Smack dab in the center of the bustling activity of San Francisco’s Financial District sits Anchor & Hope, the seafood restaurant owned by brothers Mitchell and Steven Rosenthal. Mere blocks from Anchor & Hope are Town Hall, Salt House, and Jersey, three other restaurants also owned by the busy brothers.
The two have stunning culinary backgrounds, working in prestigious hotels and restaurants. Mitch Rosenthal began his culinary career as an apprentice at the ritzy Four Seasons Hotel, learning under his mentor Chef Seppi Renggli. His brother Steven kicked off his career at the Pierre Hotel in New York City. In 1989, Mitch began working for Wolfgang Puck, and a year later, Steven joined him. The brothers spent many years perfecting their craft, and in 1994, Wolfgang Puck elevated them both to be Executive Chefs in his San Francisco restaurant Postrio.
With decades of experience under their belts, the brothers now have successful restaurants of their own. Mitch and Steven both thrive in the kitchen, but Steven also has taken over the nitty-gritty details and financial aspects of restaurant ownership, making this duo unstoppable.
Once a hot spot for the young professional crowd to gather, the Financial District has been deserted in the wake of the pandemic. The location of Anchor & Hope made it a prime spot for business lunches and after-work happy hours. The techie crowd from neighboring businesses keeps the lights on in the restaurants that operate in the Financial District, including all of the restaurants owned by the brothers.
Like so many other service establishments, Anchor & Hope has felt the tremendous impact of the COVID-19 outbreak. Relying solely on a lunchtime business crowd has put significant strain on the restaurant. Anchor & Hope even closed sooner than many other restaurants in the area because most of its patrons shifted to working from home.
As a fresh seafood restaurant, the essence of the experience at Anchor & Hope requires a dining out experience, which has been difficult during the take-out only regulations that have been placed on restaurants. “It’s impossible to survive on take-out because of the nature of the restaurant,” Mitch says about the challenge of boxing up his usual fare, which includes fresh fish, raw oysters, and more.
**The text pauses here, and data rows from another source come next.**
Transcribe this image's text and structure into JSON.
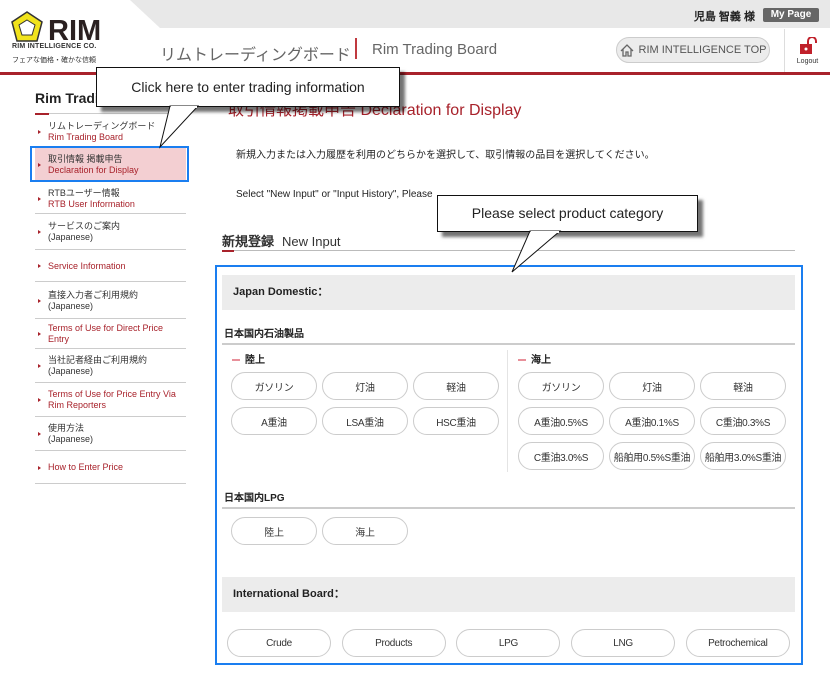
{
  "header": {
    "user_name": "児島 智義 様",
    "mypage_label": "My Page",
    "brand_name": "RIM INTELLIGENCE CO.",
    "brand_tagline": "フェアな価格・確かな信頼",
    "logo_text": "RIM",
    "title_jp": "リムトレーディングボード",
    "title_en": "Rim Trading Board",
    "top_button": "RIM INTELLIGENCE TOP",
    "logout_label": "Logout",
    "accent_color": "#a8222b"
  },
  "sidebar": {
    "title": "Rim Trading Board",
    "items": [
      {
        "jp": "リムトレーディングボード",
        "en": "Rim Trading Board"
      },
      {
        "jp": "取引情報 掲載申告",
        "en": "Declaration for Display",
        "active": true
      },
      {
        "jp": "RTBユーザー情報",
        "en": "RTB User Information"
      },
      {
        "jp": "サービスのご案内",
        "jp2": "(Japanese)"
      },
      {
        "en": "Service Information"
      },
      {
        "jp": "直接入力者ご利用規約",
        "jp2": "(Japanese)"
      },
      {
        "en": "Terms of Use for Direct Price Entry"
      },
      {
        "jp": "当社記者経由ご利用規約",
        "jp2": "(Japanese)"
      },
      {
        "en": "Terms of Use for Price Entry Via",
        "en2": "Rim Reporters"
      },
      {
        "jp": "使用方法",
        "jp2": "(Japanese)"
      },
      {
        "en": "How to Enter Price"
      }
    ]
  },
  "main": {
    "heading_jp": "取引情報掲載申告",
    "heading_en": "Declaration for Display",
    "intro_jp": "新規入力または入力履歴を利用のどちらかを選択して、取引情報の品目を選択してください。",
    "intro_en": "Select \"New Input\" or \"Input History\", Please",
    "tab_jp": "新規登録",
    "tab_en": "New Input",
    "japan_domestic": "Japan Domestic：",
    "petroleum_title": "日本国内石油製品",
    "land_label": "陸上",
    "sea_label": "海上",
    "land_products": [
      "ガソリン",
      "灯油",
      "軽油",
      "A重油",
      "LSA重油",
      "HSC重油"
    ],
    "sea_products": [
      "ガソリン",
      "灯油",
      "軽油",
      "A重油0.5%S",
      "A重油0.1%S",
      "C重油0.3%S",
      "C重油3.0%S",
      "船舶用0.5%S重油",
      "船舶用3.0%S重油"
    ],
    "lpg_title": "日本国内LPG",
    "lpg_products": [
      "陸上",
      "海上"
    ],
    "international": "International Board：",
    "international_products": [
      "Crude",
      "Products",
      "LPG",
      "LNG",
      "Petrochemical"
    ]
  },
  "callouts": {
    "first": "Click here to enter trading information",
    "second": "Please select product category"
  }
}
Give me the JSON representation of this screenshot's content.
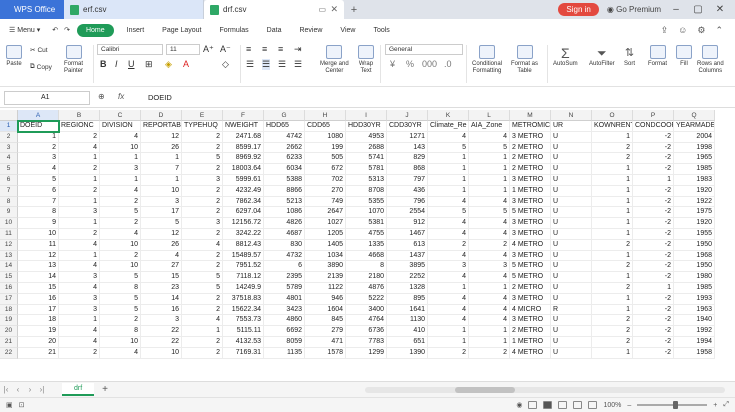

As for the future, Mitch says “Everyday things are changing, it’s unclear to us how to move forward.” While under quarantine, everyone has been working from home, but as things change, it has been uncertain as to when and if companies will bring employees back. “Are people going to come back? People can easily work from home, so that’s the big question,” Mitch wonders.
As unsettling as things are, Mitch and his brother have hope that the community will come together and the restaurants will be supported. “The community is key,” he says about the survival of his restaurants. The neighborhood’s businesses are so important and patrons are essential for survival.
While the community’s help is one piece of the puzzle, restaurant owners are more than willing to do their part to readjust and thrive. Turning to faith and good old-fashioned business expertise, the Rosenthals’ restaurants might pivot in order to adapt. The changes brought on by the pandemic have inspired some new ideas.
Pre-pandemic, Anchor & Hope was a casual sit-down fresh seafood restaurant with 16 beers on tap, and weekday happy hours. After things settle down and return back to normal, Anchor & Hope might take on a new style of service. The focus might be more beer-centric with quick service small plates. “Millennial culture is going out in big groups,” Mitch says about the possible future of his restaurant. He might turn to extended happy hours, cheaper food options, and a big focus on beer.
Whichever direction the restaurant takes, the savvy, success-driven Rosenthal Brothers will continue providing quality service and food in all of their restaurants.